On Behalf of | Oct 5, 2022 | Family Law

Divorce can be a tiring, contentious and confusing process. This often applies even more when there are minor children.

Even when proceedings are amicable and mutually agreed upon, making them smoother, it is easy to become mired in the many myths floating around about child custody.

1. Mothers have an automatic advantage

In the past, courts tended to favor mothers in child custody cases, but this is no longer the case. The court now recognizes the father and mother as on equal standing, and sex is not a determining factor. Instead, it assesses many criteria while making custody decisions.

2. A parent who is not the primary custody holder does not have to pay child support

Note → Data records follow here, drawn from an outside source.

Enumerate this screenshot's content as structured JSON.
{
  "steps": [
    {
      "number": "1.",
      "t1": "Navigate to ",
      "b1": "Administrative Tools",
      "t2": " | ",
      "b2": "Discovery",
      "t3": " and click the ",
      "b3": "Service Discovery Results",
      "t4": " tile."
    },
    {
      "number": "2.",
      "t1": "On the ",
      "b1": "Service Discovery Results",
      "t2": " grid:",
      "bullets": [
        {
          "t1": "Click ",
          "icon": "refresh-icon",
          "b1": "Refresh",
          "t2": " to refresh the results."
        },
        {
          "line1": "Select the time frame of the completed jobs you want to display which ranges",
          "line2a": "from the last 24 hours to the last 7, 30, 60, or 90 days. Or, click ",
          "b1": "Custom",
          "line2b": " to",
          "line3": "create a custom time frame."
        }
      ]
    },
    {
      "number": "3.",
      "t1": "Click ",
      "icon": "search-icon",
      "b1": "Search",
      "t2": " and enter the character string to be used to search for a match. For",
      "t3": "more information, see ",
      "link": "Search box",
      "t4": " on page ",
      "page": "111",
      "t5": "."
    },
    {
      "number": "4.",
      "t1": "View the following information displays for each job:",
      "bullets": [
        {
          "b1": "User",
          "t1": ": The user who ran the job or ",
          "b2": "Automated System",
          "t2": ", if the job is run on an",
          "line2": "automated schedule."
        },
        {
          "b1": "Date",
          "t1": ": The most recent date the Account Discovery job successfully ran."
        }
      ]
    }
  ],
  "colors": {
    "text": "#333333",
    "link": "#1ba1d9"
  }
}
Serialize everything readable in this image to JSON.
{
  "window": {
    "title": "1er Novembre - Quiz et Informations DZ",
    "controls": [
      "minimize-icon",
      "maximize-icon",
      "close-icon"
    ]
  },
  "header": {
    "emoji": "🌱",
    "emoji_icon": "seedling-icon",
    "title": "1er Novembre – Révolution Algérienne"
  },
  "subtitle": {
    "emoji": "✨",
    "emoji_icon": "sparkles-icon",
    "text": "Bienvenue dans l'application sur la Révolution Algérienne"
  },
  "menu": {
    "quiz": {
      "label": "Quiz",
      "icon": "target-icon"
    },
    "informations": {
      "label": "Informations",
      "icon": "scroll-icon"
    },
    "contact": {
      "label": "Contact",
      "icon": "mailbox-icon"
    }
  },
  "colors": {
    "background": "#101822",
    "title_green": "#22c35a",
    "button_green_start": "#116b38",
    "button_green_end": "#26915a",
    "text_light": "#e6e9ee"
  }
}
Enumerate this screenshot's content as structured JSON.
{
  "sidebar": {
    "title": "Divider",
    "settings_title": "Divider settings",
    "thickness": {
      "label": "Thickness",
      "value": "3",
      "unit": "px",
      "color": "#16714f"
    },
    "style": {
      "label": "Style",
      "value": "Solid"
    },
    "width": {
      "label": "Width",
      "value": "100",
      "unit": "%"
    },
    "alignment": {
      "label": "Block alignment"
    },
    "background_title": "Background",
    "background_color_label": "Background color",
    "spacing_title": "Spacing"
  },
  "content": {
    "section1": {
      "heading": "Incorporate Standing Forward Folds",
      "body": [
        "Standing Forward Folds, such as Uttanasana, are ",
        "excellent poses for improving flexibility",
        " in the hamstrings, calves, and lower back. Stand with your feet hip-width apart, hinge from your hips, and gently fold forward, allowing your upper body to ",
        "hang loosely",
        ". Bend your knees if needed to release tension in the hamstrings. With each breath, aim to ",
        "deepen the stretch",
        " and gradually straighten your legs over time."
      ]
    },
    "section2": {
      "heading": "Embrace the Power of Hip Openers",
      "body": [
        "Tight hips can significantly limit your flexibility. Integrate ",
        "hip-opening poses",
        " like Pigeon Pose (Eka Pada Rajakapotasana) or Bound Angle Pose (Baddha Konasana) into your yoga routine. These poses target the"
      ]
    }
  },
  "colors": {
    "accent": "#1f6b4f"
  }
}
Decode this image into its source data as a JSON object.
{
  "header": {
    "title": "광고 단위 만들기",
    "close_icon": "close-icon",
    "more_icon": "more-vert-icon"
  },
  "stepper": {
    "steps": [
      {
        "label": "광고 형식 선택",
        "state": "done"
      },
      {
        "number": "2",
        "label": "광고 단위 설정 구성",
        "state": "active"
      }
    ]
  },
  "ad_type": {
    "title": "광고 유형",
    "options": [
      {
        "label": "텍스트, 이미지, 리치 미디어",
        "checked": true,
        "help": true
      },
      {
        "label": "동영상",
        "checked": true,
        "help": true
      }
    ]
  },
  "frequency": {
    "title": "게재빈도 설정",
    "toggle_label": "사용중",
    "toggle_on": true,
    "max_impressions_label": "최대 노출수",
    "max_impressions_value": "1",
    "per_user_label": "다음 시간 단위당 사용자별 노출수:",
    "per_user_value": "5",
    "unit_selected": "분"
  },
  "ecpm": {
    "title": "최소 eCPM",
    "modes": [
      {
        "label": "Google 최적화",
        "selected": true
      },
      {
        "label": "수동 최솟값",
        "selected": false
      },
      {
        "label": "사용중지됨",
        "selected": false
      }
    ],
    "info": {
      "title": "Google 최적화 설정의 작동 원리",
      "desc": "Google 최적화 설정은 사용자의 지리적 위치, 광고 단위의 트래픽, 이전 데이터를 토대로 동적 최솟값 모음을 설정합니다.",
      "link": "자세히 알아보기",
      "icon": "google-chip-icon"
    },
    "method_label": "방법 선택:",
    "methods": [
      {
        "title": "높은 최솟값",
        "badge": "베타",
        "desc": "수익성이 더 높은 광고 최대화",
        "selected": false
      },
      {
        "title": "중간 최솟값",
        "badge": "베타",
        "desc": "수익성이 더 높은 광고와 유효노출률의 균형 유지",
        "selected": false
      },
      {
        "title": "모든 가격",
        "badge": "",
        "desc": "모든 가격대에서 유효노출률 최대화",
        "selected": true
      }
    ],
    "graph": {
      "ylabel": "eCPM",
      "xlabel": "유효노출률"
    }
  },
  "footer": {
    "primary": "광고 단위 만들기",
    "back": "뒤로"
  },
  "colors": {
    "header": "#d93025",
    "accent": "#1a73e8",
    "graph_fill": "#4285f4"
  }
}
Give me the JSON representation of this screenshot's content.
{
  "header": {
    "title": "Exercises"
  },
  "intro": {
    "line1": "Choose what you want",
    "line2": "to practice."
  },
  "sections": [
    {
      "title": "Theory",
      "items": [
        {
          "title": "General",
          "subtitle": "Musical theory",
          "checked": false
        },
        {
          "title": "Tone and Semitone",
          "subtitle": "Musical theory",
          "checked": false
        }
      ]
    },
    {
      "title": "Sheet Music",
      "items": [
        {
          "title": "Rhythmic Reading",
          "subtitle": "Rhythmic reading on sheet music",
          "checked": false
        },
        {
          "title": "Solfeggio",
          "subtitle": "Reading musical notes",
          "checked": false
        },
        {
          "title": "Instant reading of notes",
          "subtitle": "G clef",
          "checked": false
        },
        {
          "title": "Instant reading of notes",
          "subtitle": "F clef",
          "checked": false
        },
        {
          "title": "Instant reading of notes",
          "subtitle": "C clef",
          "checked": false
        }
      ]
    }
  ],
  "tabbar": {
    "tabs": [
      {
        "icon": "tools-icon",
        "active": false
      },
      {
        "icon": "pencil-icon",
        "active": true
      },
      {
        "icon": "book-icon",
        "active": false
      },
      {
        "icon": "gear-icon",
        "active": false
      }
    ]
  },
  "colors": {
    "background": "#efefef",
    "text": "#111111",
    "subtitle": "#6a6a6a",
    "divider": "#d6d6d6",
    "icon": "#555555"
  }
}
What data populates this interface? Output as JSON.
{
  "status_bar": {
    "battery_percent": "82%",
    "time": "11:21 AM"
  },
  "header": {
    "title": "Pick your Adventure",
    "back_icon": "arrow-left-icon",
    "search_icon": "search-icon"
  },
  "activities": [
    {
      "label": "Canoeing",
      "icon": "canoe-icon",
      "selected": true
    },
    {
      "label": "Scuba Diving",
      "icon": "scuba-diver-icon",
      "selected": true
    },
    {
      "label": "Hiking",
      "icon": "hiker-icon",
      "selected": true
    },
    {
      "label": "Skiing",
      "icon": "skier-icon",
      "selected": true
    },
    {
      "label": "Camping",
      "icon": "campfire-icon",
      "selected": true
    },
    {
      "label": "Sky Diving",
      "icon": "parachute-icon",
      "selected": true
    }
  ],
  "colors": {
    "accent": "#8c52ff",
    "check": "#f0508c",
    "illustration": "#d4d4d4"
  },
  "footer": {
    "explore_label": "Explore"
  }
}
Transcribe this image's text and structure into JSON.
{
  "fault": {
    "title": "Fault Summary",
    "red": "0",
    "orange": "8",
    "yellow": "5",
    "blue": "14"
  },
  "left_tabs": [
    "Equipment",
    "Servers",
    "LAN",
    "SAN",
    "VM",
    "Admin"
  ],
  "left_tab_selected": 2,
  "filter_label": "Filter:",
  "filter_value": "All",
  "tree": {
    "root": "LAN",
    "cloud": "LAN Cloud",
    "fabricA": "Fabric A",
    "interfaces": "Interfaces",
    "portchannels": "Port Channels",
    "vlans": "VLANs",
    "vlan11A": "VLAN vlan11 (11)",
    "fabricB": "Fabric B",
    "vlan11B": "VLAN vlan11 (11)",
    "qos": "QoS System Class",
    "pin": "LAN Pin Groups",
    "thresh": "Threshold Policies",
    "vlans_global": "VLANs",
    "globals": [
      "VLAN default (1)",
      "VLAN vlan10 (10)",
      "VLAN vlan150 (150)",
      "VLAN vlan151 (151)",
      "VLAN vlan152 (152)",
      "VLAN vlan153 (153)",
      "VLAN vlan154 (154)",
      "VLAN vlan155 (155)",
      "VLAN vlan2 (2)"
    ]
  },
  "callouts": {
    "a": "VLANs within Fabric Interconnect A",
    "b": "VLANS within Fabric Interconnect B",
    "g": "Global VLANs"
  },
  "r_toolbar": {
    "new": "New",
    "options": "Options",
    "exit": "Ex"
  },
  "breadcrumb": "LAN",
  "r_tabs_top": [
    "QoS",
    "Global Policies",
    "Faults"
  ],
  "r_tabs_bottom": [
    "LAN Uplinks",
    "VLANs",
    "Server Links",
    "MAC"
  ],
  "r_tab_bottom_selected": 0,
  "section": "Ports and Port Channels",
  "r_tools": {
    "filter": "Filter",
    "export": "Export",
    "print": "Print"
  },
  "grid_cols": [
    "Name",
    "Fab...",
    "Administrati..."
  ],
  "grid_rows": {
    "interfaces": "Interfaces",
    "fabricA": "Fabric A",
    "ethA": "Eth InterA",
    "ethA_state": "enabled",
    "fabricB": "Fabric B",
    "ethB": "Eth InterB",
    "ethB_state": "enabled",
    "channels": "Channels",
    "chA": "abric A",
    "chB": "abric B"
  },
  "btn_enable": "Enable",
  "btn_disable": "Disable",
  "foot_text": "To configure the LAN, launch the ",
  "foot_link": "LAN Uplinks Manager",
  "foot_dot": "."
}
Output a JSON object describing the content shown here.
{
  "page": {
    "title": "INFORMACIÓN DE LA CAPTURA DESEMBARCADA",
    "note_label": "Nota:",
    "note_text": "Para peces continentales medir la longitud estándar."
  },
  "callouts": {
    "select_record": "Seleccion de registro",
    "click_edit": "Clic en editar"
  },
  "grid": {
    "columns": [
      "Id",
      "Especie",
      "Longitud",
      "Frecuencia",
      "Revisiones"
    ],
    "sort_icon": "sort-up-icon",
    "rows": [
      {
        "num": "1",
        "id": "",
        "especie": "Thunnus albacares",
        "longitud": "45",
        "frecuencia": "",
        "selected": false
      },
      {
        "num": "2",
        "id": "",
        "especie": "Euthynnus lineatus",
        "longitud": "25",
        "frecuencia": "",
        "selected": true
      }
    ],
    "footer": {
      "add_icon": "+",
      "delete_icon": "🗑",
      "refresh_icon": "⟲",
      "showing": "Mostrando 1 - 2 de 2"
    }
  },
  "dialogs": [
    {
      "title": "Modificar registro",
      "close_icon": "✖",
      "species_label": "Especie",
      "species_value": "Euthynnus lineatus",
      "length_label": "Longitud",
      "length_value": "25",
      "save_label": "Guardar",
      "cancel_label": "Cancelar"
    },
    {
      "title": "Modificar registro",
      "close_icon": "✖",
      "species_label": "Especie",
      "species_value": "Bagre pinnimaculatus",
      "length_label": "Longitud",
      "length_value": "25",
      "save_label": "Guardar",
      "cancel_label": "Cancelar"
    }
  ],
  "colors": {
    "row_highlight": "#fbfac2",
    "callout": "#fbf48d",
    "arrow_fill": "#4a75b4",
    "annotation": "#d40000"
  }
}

Child support and child custody are completely separate from each other. Regardless of whether he or she has custody, the parent must pay the court-ordered support. Withholding support to force the custodial parent to allow the non-custodial parent to see his or her children is also illegal. Parents also do not have the right to deny the other parent their parenting time if he or she refuses to pay support.

3. Parents must use their visitation time

The court may grant a non-custodial parent partial custody or visitation, but it does not enforce it. Parents who choose simply not to use their awarded time are not committing a crime, and the court generally does not force them to see their children.

Child custody has a great deal of potential for complexity, leading to many common misconceptions. It is important to sift through them for the truth to avoid making poor decisions based on falsehoods.